One number is the whole answer: the tally of lines in the records that include the word "check".

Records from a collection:
•••••

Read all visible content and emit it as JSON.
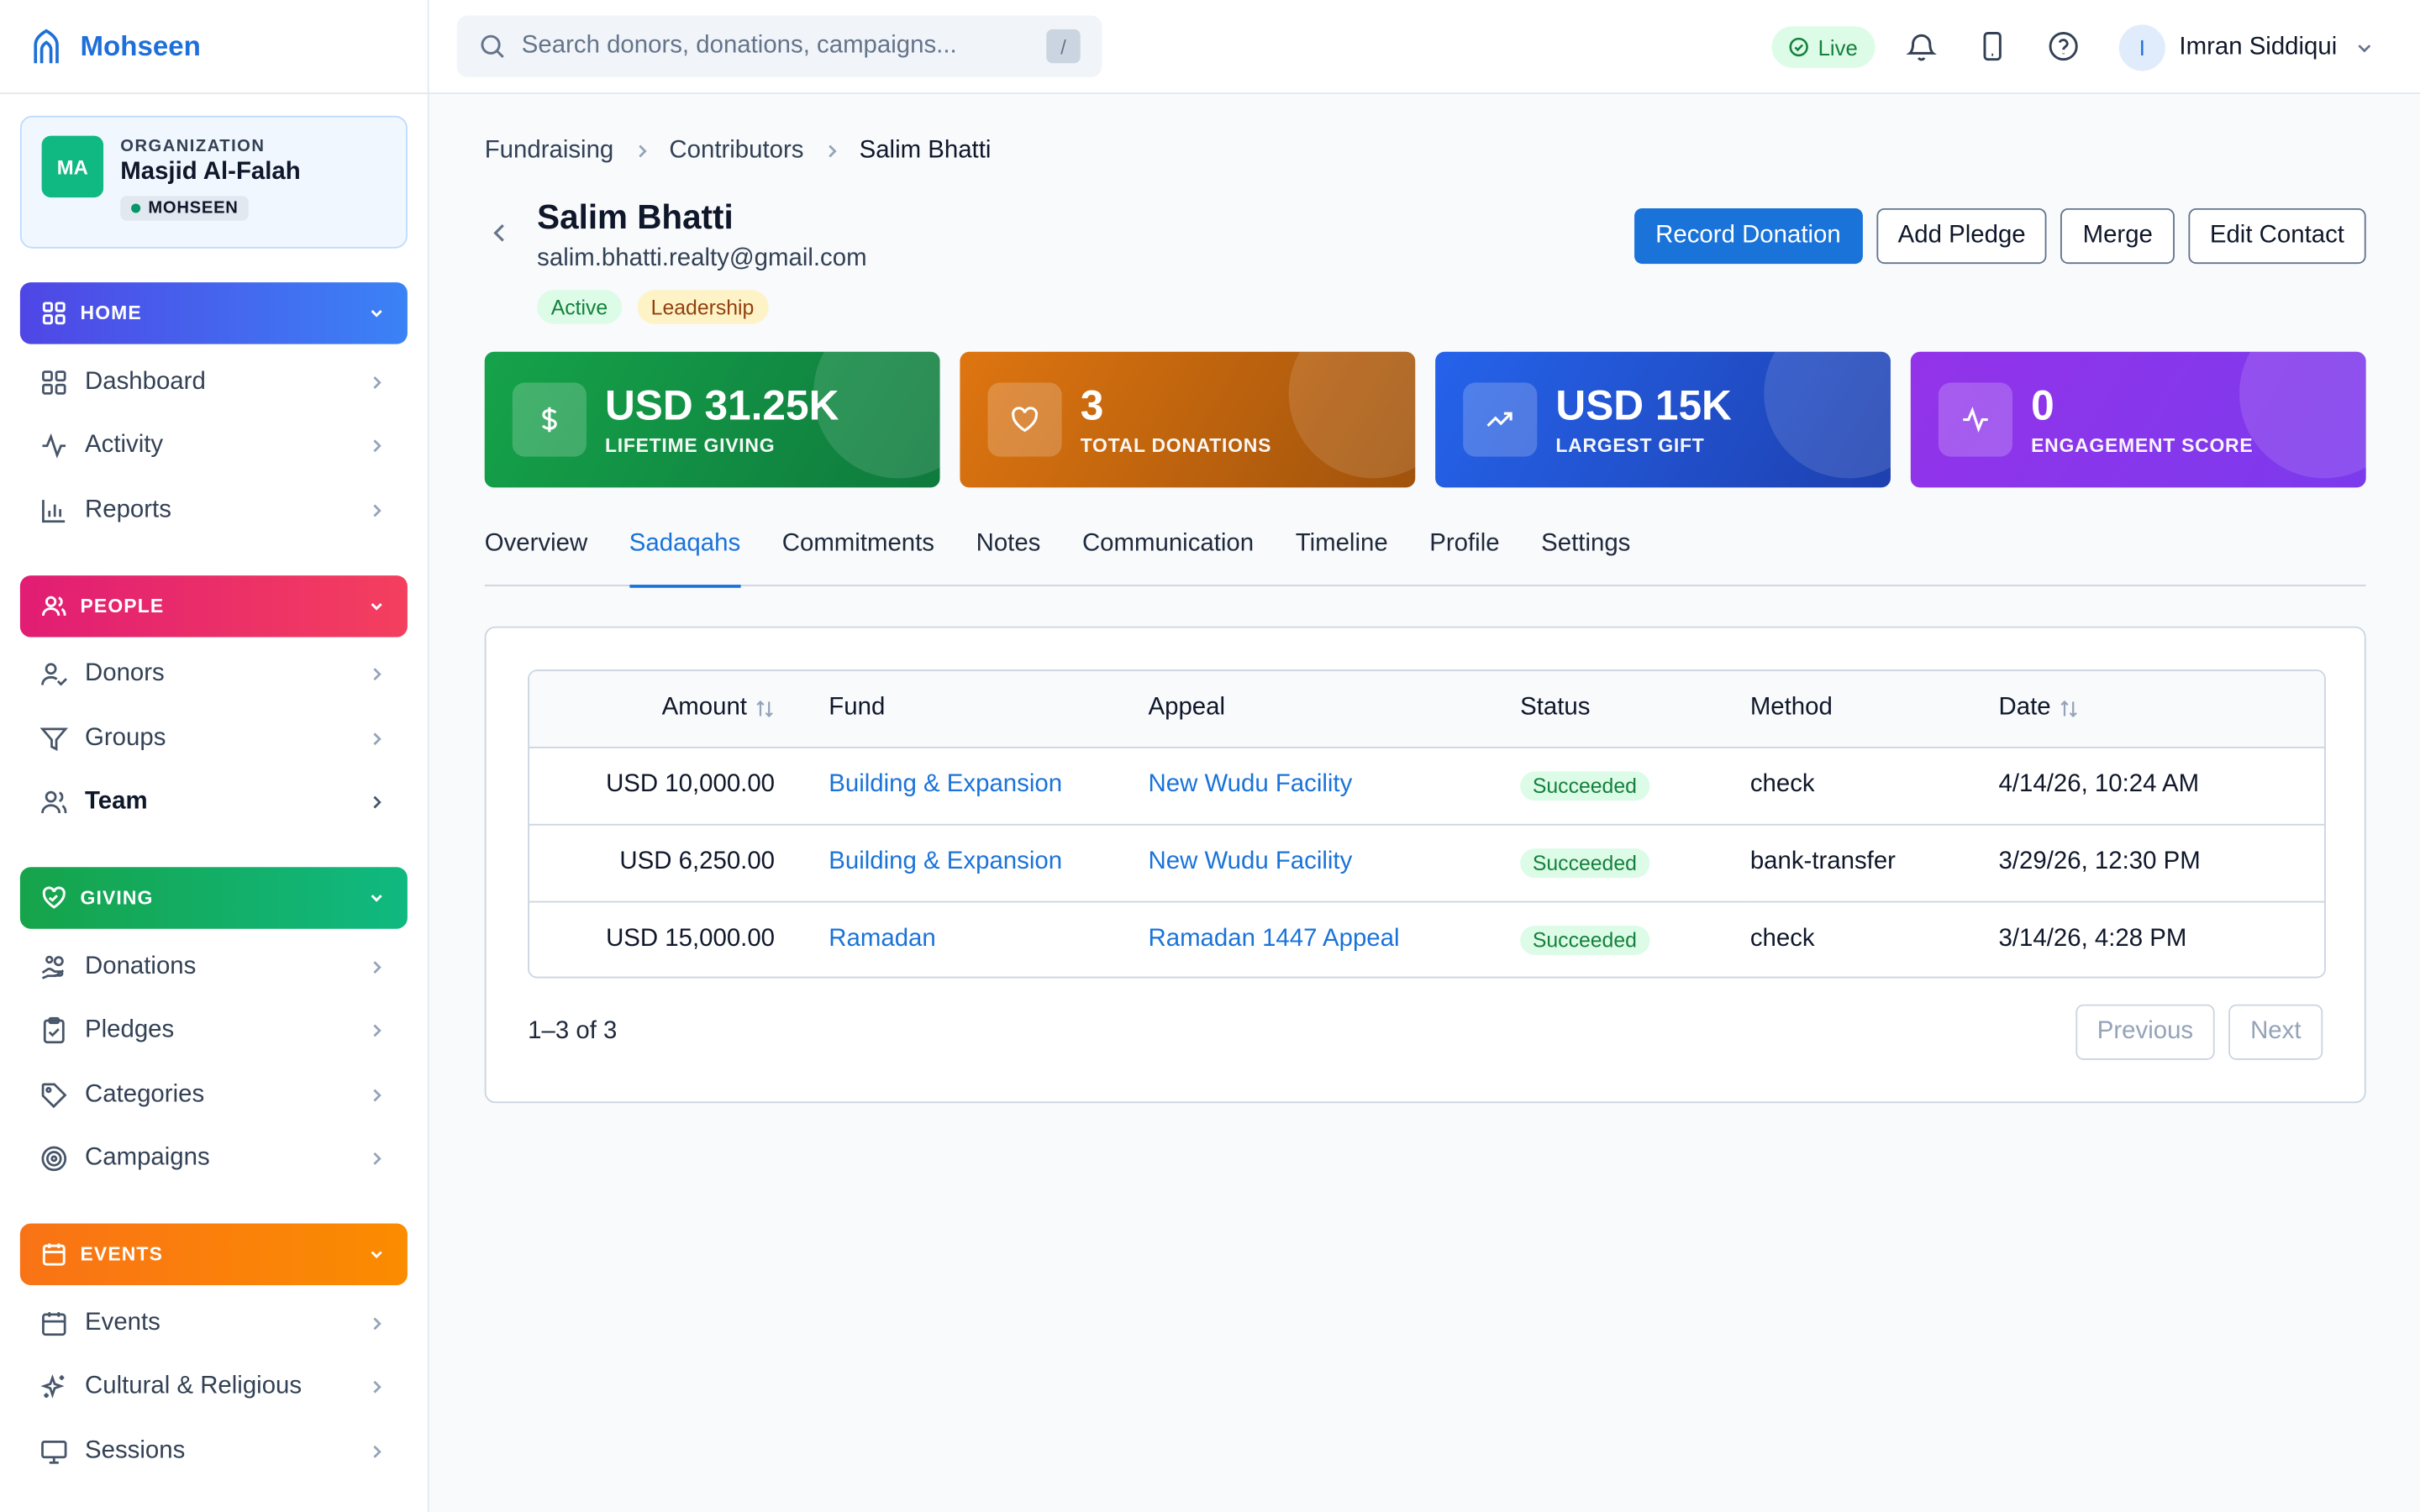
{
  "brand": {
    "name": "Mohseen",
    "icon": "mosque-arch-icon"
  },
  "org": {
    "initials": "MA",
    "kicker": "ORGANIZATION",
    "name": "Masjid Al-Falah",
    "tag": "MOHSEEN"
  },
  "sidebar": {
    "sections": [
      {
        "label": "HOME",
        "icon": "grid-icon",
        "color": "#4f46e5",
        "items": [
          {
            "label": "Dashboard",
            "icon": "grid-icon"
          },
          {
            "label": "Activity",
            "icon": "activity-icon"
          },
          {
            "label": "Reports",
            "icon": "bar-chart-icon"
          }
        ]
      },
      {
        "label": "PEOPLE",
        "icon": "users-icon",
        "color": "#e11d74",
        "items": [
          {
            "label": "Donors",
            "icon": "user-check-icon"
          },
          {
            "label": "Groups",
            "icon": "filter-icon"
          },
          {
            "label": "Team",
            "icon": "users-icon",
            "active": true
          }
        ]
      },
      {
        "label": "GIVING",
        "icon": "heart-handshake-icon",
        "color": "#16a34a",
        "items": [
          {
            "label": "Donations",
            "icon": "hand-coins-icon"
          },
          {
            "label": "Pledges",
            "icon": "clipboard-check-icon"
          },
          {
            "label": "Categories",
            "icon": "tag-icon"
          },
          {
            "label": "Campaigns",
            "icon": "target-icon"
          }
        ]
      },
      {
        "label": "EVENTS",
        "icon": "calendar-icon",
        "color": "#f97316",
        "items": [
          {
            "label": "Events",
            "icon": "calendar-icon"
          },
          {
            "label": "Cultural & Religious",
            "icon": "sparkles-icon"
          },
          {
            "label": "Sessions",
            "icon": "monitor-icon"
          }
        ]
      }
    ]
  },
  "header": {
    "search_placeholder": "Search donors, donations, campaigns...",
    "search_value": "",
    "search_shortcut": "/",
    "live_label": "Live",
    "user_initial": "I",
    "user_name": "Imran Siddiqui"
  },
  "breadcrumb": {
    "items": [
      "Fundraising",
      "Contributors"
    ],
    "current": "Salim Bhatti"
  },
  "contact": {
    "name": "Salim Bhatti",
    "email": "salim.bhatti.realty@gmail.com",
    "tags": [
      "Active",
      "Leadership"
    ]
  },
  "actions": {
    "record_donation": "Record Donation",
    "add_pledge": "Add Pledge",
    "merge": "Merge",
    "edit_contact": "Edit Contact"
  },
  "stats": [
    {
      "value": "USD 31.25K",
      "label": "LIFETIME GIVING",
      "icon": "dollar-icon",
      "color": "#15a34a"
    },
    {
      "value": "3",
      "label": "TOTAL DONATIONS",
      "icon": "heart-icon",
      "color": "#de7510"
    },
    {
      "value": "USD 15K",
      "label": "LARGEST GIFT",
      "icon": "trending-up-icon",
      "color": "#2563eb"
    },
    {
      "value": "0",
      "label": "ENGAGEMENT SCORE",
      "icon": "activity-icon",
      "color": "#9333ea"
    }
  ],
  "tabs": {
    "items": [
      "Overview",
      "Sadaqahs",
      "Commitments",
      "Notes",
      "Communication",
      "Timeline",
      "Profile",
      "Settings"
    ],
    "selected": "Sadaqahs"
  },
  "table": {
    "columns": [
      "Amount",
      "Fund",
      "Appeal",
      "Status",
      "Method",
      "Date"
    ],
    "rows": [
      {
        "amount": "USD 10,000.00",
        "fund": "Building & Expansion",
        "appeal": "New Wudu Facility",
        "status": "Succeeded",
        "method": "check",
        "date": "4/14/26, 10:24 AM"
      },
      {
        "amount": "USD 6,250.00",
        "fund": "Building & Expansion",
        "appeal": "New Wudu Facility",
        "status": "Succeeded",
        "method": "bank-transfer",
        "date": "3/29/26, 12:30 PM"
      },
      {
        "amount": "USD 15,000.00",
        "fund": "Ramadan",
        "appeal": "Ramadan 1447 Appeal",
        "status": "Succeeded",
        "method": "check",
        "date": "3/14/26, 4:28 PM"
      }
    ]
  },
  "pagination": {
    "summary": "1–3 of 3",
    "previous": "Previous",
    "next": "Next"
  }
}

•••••

== Exercise response ==
4